■ **What the exercise asks**: Repeat the listing in full, exactly as it stands.
╭─ Listed records
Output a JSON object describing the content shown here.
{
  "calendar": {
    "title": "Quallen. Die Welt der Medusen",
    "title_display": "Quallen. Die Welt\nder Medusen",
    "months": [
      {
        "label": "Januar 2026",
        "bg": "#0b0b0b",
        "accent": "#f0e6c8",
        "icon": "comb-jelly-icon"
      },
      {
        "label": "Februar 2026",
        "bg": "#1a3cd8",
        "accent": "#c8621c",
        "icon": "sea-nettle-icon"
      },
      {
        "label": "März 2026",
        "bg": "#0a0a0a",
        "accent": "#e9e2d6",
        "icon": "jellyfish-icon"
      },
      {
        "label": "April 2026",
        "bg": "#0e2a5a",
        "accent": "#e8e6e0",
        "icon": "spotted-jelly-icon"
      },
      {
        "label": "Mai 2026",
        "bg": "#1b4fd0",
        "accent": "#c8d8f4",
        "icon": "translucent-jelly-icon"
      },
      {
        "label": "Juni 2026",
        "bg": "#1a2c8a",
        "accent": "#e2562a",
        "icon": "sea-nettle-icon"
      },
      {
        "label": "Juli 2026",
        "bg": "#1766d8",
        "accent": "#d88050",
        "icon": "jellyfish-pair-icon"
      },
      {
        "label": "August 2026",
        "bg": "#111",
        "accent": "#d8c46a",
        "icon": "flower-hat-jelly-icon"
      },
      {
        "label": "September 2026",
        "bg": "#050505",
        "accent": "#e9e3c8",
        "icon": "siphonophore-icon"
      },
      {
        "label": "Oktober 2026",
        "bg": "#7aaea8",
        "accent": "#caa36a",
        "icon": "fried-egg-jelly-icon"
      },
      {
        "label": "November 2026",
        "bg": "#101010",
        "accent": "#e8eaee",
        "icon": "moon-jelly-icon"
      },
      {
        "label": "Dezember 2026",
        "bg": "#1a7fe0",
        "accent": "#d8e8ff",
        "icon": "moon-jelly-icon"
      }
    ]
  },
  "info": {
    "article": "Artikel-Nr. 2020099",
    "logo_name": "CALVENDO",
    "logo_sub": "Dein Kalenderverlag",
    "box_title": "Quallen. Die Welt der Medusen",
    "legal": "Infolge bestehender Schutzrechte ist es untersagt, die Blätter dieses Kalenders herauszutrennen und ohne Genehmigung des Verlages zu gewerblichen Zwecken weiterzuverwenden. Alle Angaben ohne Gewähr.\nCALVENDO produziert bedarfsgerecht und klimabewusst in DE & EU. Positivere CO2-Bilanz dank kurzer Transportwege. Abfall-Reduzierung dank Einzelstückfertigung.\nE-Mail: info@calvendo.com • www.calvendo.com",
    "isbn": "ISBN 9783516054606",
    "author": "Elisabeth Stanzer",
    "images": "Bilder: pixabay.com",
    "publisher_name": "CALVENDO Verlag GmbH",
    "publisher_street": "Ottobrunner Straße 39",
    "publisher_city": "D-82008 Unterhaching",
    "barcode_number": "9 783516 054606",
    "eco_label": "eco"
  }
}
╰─
■ **Written answer**:
Output a JSON object describing the content shown here.
{
  "calendar": {
    "title": "Quallen. Die Welt der Medusen",
    "title_display": "Quallen. Die Welt\nder Medusen",
    "months": [
      {
        "label": "Januar 2026",
        "bg": "#0b0b0b",
        "accent": "#f0e6c8",
        "icon": "comb-jelly-icon"
      },
      {
        "label": "Februar 2026",
        "bg": "#1a3cd8",
        "accent": "#c8621c",
        "icon": "sea-nettle-icon"
      },
      {
        "label": "März 2026",
        "bg": "#0a0a0a",
        "accent": "#e9e2d6",
        "icon": "jellyfish-icon"
      },
      {
        "label": "April 2026",
        "bg": "#0e2a5a",
        "accent": "#e8e6e0",
        "icon": "spotted-jelly-icon"
      },
      {
        "label": "Mai 2026",
        "bg": "#1b4fd0",
        "accent": "#c8d8f4",
        "icon": "translucent-jelly-icon"
      },
      {
        "label": "Juni 2026",
        "bg": "#1a2c8a",
        "accent": "#e2562a",
        "icon": "sea-nettle-icon"
      },
      {
        "label": "Juli 2026",
        "bg": "#1766d8",
        "accent": "#d88050",
        "icon": "jellyfish-pair-icon"
      },
      {
        "label": "August 2026",
        "bg": "#111",
        "accent": "#d8c46a",
        "icon": "flower-hat-jelly-icon"
      },
      {
        "label": "September 2026",
        "bg": "#050505",
        "accent": "#e9e3c8",
        "icon": "siphonophore-icon"
      },
      {
        "label": "Oktober 2026",
        "bg": "#7aaea8",
        "accent": "#caa36a",
        "icon": "fried-egg-jelly-icon"
      },
      {
        "label": "November 2026",
        "bg": "#101010",
        "accent": "#e8eaee",
        "icon": "moon-jelly-icon"
      },
      {
        "label": "Dezember 2026",
        "bg": "#1a7fe0",
        "accent": "#d8e8ff",
        "icon": "moon-jelly-icon"
      }
    ]
  },
  "info": {
    "article": "Artikel-Nr. 2020099",
    "logo_name": "CALVENDO",
    "logo_sub": "Dein Kalenderverlag",
    "box_title": "Quallen. Die Welt der Medusen",
    "legal": "Infolge bestehender Schutzrechte ist es untersagt, die Blätter dieses Kalenders herauszutrennen und ohne Genehmigung des Verlages zu gewerblichen Zwecken weiterzuverwenden. Alle Angaben ohne Gewähr.\nCALVENDO produziert bedarfsgerecht und klimabewusst in DE & EU. Positivere CO2-Bilanz dank kurzer Transportwege. Abfall-Reduzierung dank Einzelstückfertigung.\nE-Mail: info@calvendo.com • www.calvendo.com",
    "isbn": "ISBN 9783516054606",
    "author": "Elisabeth Stanzer",
    "images": "Bilder: pixabay.com",
    "publisher_name": "CALVENDO Verlag GmbH",
    "publisher_street": "Ottobrunner Straße 39",
    "publisher_city": "D-82008 Unterhaching",
    "barcode_number": "9 783516 054606",
    "eco_label": "eco"
  }
}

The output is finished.